Michaletz and Coughlan eventually decided to seek local investors to open a bank on Belgrade Avenue. Several prominent businessmen each invested $2,000, and the Coughlan family took a major stake. Valley National Bank was incorporated for a mere $200,000 in equity. (By contrast, the bank, now owned by Frandsen Bank and Trust, is part of a group of more than three dozen banks with nearly $200 million in equity as well as $1.5 billion in assets.)
The bank opened for business on August first, 1963.
North Mankato didn’t have much of a business district at the time — several bars, Mutch hardware, a bowling alley, a barbershop, Brennan’s gas station at Belgrade and Range, and of course, the old Marigold Dairy complex at the east end of Belgrade. Now they had added a bank, tiny though it was.

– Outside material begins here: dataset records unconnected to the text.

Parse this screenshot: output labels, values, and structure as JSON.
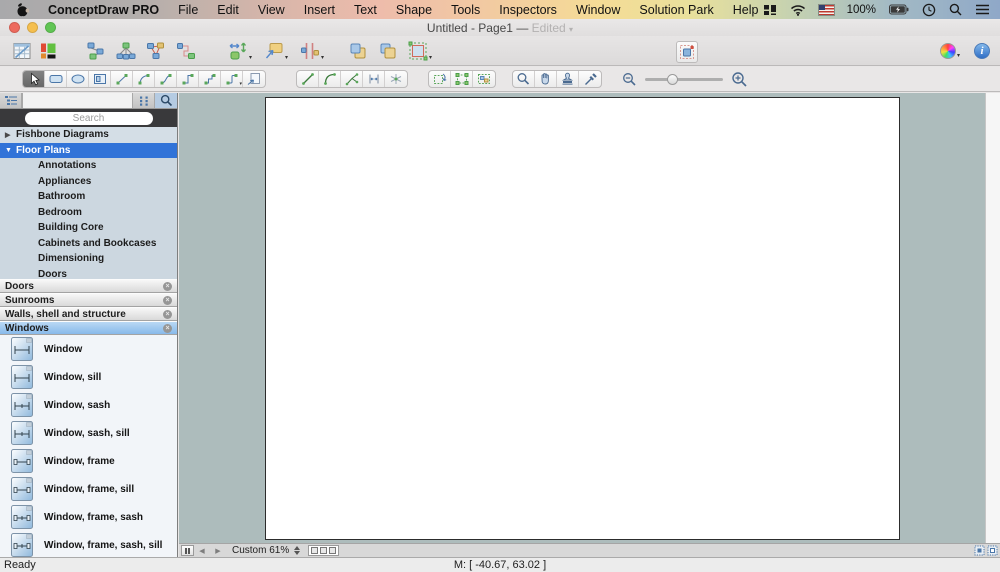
{
  "menu_bar": {
    "app_name": "ConceptDraw PRO",
    "items": [
      "File",
      "Edit",
      "View",
      "Insert",
      "Text",
      "Shape",
      "Tools",
      "Inspectors",
      "Window",
      "Solution Park",
      "Help"
    ],
    "status": {
      "battery": "100%"
    }
  },
  "title_bar": {
    "title": "Untitled - Page1",
    "separator": "—",
    "edited": "Edited"
  },
  "sidebar": {
    "search_placeholder": "Search",
    "tree": {
      "roots": [
        {
          "label": "Fishbone Diagrams"
        },
        {
          "label": "Floor Plans"
        }
      ],
      "children": [
        "Annotations",
        "Appliances",
        "Bathroom",
        "Bedroom",
        "Building Core",
        "Cabinets and Bookcases",
        "Dimensioning",
        "Doors"
      ]
    },
    "panels": [
      {
        "label": "Doors"
      },
      {
        "label": "Sunrooms"
      },
      {
        "label": "Walls, shell and structure"
      },
      {
        "label": "Windows"
      }
    ],
    "shapes": [
      "Window",
      "Window, sill",
      "Window, sash",
      "Window, sash, sill",
      "Window, frame",
      "Window, frame, sill",
      "Window, frame, sash",
      "Window, frame, sash, sill"
    ]
  },
  "canvas": {
    "zoom_value": "Custom 61%"
  },
  "status_bar": {
    "ready": "Ready",
    "mouse_position": "M: [ -40.67, 63.02 ]"
  },
  "icons": {
    "info_glyph": "i",
    "close_glyph": "×"
  },
  "colors": {
    "selection_blue": "#3173d8",
    "canvas_background": "#adbcbc",
    "panel_selected_blue": "#88b9ea",
    "traffic_red": "#ed6a5e",
    "traffic_yellow": "#f5bf4f",
    "traffic_green": "#61c554"
  }
}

With a number of major, well-established banks across the river, the question was obvious: how would that new bank in a trailer attract clients? Then-bank-President, John N. Maiers, offered a solution: “Ask [people you know] what interest rate they’re paying for their car loan, for their mortgage. Then, if you lower your interest rate by one-half percent,” Maiers said, “you’ll get customers!”
In May of 1964, Valley National moved east, just across the parking lot into a portion of a big two-story building built of Coughlan stone. The bank remains there to this day. An artist’s rendering in an ad for the grand opening even shows, they now had one of those new-fangled drive-by tellers. A Free Press ad for the grand opening calls it “Minnesota’s newest and growingest bank,” adding that they would be giving away eight $30 GE radios as door prizes!

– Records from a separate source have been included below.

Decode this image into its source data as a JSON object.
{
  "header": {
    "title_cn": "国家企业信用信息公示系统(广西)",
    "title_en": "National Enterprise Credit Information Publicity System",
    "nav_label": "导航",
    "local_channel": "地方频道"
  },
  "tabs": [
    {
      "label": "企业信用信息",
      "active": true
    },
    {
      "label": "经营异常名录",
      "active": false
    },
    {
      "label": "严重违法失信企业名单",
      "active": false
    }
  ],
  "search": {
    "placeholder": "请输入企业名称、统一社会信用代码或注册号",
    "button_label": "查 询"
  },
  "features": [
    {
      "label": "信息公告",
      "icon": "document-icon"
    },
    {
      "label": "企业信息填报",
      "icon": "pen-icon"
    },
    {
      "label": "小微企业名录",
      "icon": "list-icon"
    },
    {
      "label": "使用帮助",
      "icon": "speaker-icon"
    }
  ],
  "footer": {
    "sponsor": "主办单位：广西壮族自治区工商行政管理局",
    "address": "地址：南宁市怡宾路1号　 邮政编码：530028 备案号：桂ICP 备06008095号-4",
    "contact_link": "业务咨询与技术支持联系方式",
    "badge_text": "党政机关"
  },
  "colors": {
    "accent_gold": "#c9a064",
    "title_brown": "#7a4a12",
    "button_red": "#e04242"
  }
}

By 1966, the bank was successful enough that they needed new capital. A group of new investor/directors was added that included a young man who had just become president of Carlson Craft, Glen Taylor.